- EXERCISE DIRECTIONS
Needed from the entries below: every line that holds the word "터치포인트".

- RECORDS
::::
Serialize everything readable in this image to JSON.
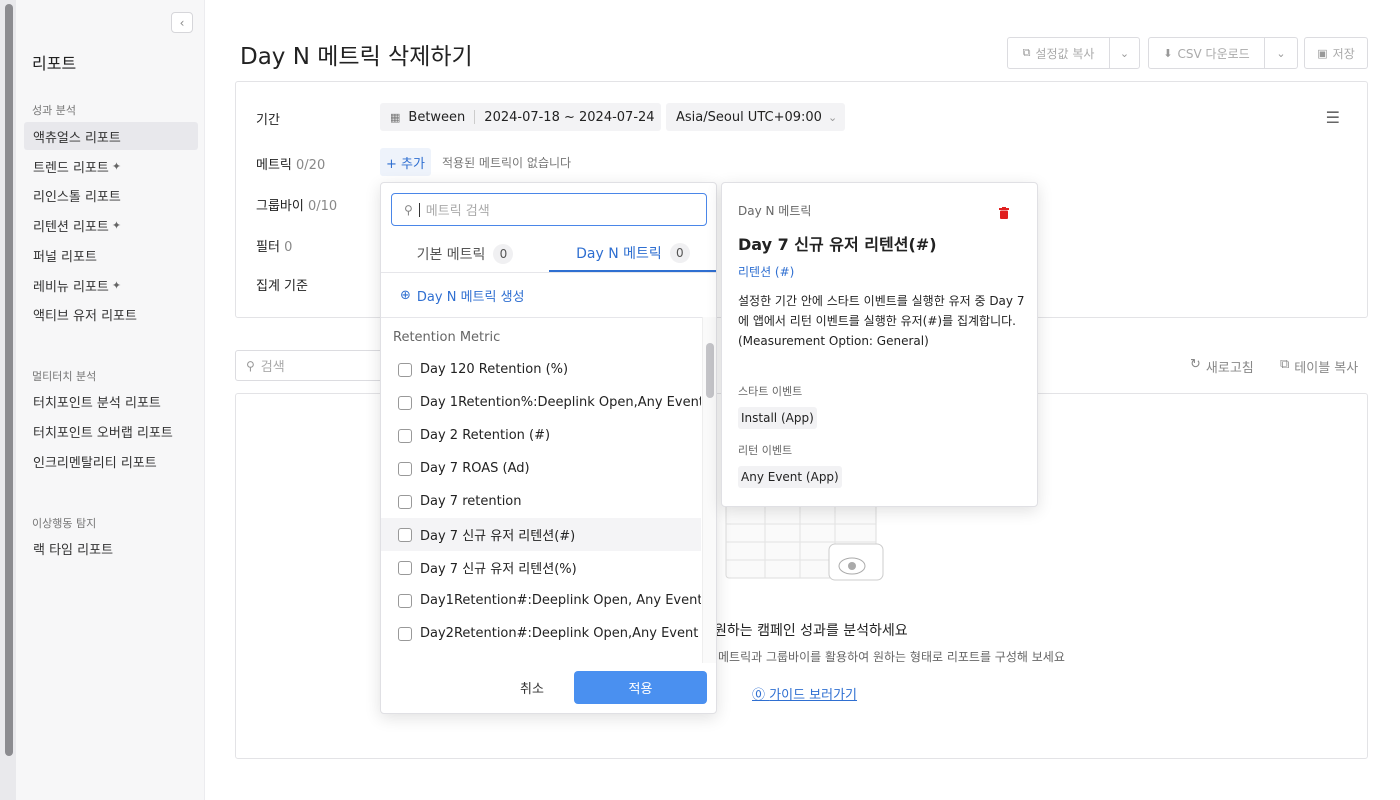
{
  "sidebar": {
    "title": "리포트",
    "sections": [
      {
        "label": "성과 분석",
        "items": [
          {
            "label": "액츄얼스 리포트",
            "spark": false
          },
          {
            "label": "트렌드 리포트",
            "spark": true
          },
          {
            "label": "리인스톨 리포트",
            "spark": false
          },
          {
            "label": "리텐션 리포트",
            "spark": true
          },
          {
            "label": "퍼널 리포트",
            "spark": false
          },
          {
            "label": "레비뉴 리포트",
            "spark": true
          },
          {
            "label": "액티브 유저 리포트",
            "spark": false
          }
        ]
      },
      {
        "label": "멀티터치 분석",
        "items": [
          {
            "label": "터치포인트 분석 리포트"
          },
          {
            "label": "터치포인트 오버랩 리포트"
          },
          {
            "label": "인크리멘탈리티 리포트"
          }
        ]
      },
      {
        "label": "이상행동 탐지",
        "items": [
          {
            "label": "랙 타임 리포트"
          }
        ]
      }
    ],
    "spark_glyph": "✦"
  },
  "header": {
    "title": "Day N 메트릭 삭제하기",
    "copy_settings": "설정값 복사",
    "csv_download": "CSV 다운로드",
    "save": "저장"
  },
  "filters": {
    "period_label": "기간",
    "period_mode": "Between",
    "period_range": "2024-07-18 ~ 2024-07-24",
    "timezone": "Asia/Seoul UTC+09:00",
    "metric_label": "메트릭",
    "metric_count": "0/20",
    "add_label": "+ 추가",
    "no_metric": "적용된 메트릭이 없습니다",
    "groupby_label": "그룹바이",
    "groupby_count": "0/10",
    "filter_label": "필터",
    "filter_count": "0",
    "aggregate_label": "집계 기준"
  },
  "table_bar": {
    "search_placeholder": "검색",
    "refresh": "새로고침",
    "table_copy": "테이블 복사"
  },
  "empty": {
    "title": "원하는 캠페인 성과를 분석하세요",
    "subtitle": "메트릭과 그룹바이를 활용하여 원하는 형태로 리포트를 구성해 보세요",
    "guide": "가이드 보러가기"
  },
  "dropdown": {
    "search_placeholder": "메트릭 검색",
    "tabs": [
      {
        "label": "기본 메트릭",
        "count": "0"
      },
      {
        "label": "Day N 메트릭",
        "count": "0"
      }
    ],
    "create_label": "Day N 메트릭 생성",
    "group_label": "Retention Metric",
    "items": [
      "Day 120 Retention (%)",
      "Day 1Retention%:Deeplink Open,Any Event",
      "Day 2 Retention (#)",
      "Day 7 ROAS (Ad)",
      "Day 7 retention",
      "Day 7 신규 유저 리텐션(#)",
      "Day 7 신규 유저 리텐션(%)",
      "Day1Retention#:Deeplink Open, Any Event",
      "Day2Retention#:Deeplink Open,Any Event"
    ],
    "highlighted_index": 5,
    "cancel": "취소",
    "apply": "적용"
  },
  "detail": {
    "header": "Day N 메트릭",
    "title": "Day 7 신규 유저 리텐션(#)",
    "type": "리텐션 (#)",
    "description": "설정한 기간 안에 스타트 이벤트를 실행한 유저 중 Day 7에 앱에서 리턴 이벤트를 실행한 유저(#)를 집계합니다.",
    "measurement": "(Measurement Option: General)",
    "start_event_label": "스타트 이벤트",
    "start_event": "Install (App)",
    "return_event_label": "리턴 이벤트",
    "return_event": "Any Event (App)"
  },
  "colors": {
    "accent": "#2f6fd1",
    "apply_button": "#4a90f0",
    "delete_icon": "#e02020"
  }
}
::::
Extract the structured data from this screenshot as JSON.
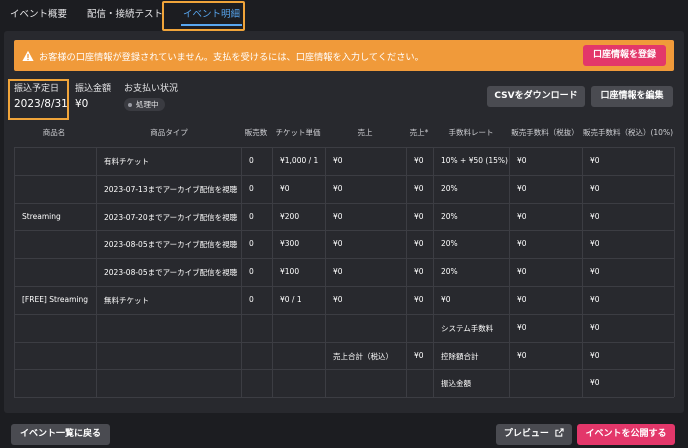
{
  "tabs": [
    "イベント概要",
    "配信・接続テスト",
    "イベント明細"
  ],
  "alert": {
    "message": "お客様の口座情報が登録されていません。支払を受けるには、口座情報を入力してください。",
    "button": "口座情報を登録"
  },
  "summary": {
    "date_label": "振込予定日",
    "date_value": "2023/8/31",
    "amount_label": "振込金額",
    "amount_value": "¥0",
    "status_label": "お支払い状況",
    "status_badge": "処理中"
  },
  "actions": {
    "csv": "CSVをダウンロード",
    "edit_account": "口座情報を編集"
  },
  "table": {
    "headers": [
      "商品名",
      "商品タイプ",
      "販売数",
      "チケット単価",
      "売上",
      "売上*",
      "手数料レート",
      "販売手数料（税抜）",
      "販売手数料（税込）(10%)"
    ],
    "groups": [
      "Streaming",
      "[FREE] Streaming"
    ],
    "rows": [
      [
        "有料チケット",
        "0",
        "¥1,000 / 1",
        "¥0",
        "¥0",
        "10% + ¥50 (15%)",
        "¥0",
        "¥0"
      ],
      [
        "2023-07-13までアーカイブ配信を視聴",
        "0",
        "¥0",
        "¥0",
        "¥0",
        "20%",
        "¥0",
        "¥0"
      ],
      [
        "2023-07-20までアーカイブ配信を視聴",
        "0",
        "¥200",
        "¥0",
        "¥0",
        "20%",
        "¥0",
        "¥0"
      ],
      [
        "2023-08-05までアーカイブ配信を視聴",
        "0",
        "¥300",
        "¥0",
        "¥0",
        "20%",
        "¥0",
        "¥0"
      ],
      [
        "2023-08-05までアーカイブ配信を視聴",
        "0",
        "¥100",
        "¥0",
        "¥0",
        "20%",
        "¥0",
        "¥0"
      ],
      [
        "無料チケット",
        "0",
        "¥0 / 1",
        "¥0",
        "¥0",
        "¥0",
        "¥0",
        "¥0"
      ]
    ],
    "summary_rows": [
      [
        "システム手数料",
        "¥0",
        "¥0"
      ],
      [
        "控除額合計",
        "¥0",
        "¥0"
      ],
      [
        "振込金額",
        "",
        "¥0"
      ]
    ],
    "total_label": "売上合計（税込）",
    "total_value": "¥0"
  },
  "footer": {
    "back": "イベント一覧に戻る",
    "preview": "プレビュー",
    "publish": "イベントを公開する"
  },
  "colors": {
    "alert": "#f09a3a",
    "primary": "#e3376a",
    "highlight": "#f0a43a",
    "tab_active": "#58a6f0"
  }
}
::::
- EXERCISE ANSWER
            "label": "터치포인트 분석 리포트"
            "label": "터치포인트 오버랩 리포트"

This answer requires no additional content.